Have you always wanted to attend college but weren’t sure how that goal could be accomplished? Perhaps you needed to work full-time to support yourself and your family. Or maybe you wanted to focus on raising your children, or had other family obligations, such as caring for a sick family member.
Other reasons for postponing may have included the overall cost of attending college, and you chose not to apply for a student loan. Whatever your personal reasons for not attending college before, you can do so now.
There are a variety of options available for adult learners. If you’re concerned about the cost of obtaining a degree, you may, for example, qualify for scholarships to cover the cost of tuition and books.

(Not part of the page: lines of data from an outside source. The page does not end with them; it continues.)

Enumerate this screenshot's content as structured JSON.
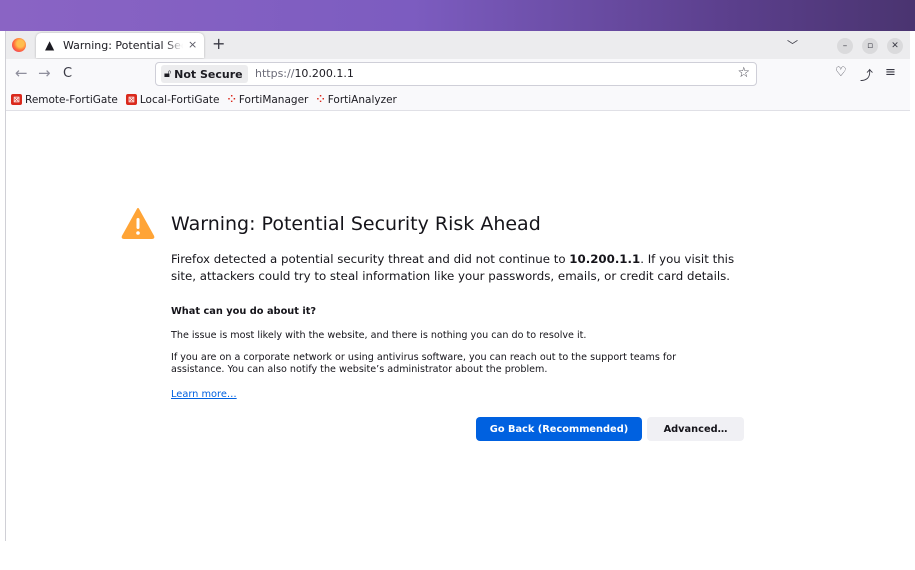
{
  "browser": {
    "tab": {
      "title": "Warning: Potential Security Risk Ahead",
      "close_glyph": "×",
      "icon": "warning-triangle-icon"
    },
    "new_tab_glyph": "+",
    "tab_list_glyph": "﹀",
    "window_controls": {
      "minimize": "–",
      "maximize": "▫",
      "close": "✕"
    }
  },
  "navbar": {
    "back_glyph": "←",
    "forward_glyph": "→",
    "reload_glyph": "C",
    "not_secure_label": "Not Secure",
    "url_scheme": "https://",
    "url_host": "10.200.1.1",
    "bookmark_star_glyph": "☆",
    "pocket_glyph": "♡",
    "extensions_glyph": "⤴",
    "menu_glyph": "≡"
  },
  "bookmarks": [
    {
      "label": "Remote-FortiGate",
      "icon": "fortigate-icon"
    },
    {
      "label": "Local-FortiGate",
      "icon": "fortigate-icon"
    },
    {
      "label": "FortiManager",
      "icon": "fortinet-icon"
    },
    {
      "label": "FortiAnalyzer",
      "icon": "fortinet-icon"
    }
  ],
  "page": {
    "title": "Warning: Potential Security Risk Ahead",
    "intro_before": "Firefox detected a potential security threat and did not continue to ",
    "intro_host": "10.200.1.1",
    "intro_after": ". If you visit this site, attackers could try to steal information like your passwords, emails, or credit card details.",
    "what_heading": "What can you do about it?",
    "issue_text": "The issue is most likely with the website, and there is nothing you can do to resolve it.",
    "corporate_text": "If you are on a corporate network or using antivirus software, you can reach out to the support teams for assistance. You can also notify the website’s administrator about the problem.",
    "learn_more": "Learn more…",
    "go_back_button": "Go Back (Recommended)",
    "advanced_button": "Advanced…"
  },
  "colors": {
    "accent_blue": "#0061e0",
    "warning_orange": "#ffa436",
    "desktop_bar_purple": "#7c5cc0",
    "fortinet_red": "#da291c"
  }
}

If you have small children, you may be able to place them in a campus daycare center. When you need to continue working during the day, you may also be able to take evening or weekend classes. Furthermore, there are campus advisors and other resources available to assist you.

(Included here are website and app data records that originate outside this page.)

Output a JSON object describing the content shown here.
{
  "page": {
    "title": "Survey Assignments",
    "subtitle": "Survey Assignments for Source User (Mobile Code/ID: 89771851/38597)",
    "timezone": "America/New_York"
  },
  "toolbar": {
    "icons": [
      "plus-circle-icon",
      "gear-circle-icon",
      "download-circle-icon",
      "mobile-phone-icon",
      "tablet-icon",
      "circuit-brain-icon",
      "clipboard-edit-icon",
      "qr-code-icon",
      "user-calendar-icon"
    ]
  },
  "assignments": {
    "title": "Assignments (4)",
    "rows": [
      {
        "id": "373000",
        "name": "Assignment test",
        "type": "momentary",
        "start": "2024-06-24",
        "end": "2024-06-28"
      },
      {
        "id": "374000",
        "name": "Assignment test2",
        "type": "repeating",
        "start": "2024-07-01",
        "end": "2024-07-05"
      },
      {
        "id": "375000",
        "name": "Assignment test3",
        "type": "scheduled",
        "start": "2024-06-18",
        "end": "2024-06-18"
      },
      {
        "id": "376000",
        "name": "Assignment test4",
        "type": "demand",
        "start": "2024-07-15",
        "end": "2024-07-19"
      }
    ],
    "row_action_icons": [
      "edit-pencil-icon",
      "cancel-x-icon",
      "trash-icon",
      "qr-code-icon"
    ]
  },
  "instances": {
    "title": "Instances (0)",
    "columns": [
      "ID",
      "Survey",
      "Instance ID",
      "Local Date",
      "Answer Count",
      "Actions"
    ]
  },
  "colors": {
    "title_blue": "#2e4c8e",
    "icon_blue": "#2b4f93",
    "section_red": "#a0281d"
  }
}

What would you like to study? It’s possible that your career goals and interests have changed since you were in high school or even your 20s or 30s. You may want to consider one or more of these bachelor degree programs:

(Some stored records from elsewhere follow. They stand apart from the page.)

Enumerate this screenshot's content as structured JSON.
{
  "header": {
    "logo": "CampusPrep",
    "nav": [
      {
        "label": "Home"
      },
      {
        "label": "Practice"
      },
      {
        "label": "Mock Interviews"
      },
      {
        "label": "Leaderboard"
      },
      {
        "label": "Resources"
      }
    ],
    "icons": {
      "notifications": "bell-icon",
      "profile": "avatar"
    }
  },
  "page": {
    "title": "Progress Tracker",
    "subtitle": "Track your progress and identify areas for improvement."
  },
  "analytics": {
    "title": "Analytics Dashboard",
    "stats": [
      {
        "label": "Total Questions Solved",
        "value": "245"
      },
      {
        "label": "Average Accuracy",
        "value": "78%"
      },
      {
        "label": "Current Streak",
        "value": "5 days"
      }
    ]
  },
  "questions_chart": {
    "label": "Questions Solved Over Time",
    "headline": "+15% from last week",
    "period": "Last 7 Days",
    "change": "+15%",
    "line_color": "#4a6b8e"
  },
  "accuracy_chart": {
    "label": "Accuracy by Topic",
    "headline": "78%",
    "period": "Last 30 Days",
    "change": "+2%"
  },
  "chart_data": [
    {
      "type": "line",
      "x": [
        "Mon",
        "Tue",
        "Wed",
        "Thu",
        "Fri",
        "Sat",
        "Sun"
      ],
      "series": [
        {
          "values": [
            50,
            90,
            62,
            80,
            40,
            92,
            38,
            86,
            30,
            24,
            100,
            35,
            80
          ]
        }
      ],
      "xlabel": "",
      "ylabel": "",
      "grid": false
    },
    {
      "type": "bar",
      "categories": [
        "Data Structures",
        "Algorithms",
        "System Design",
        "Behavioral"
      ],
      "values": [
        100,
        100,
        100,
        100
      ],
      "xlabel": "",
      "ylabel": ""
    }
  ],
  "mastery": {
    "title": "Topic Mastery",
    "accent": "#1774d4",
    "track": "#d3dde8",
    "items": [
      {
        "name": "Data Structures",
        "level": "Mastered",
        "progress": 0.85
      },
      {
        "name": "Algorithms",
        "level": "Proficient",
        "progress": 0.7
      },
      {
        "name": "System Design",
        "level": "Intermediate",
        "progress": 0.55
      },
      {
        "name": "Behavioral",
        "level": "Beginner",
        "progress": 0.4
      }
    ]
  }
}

- Communication Studies
- Family Studies
- Human Development and Family Studies
- interdisciplinary Studies
If you want to complete an undergraduate program to increase your earning potential, you may be interested in the results of a 2012 Pew Research report. This report had the following data on median annual earnings:
- High School Diploma: $28,000
- Some college: $30,000
- Minimum of a bachelor’s degree: $45,500
The average starting salary for degree holders is $45,000 a year. In 2013 alone, it was found that individuals with bachelor’s degrees earned 98% more per hour than those individuals without a degree. Furthermore, 89% of college-educated Millennials were able to obtain full-time employment.
When surveyed, 83% of college graduates stated that their degrees made a difference. While your reasons for completing a bachelor’s degree are unique to you, just imagine the difference having this education can make on your life.
If you already have a bachelor’s degree, you may have realized that an advanced degree can increase your employment options and promotional opportunities. If this is the case, you may be interested in one or more of these programs:
- Masters in Adult Education
- Masters in Business Administration
- Masters in Communication Studies
- Masters in Medical Laboratory Science
When you have a degree in Medical Laboratory Science, for example, enrolling in a Medical Laboratory Science masters program can potentially increase your opportunities. While you can obtain an entry-level position with a bachelor’s degree, you may need a Medical Laboratory Science masters in order to hold certain positions.
According to the Bureau of Labor Statistics’ (BLS) Occupational Outlook Handbook, in addition to your degree, you may need to obtain certification. This does, however, depend on the state within which you work.
If you plan to specialize in a specific area, after completing your Medical Laboratory Science masters, you may want to pursue certification. The BLS indicates that employers usually have a preference for certified medical technologists and technicians.
In addition to increased job and promotional opportunities, a four-year degree, as well as an advanced degree, can assist you with discovering a meaningful career.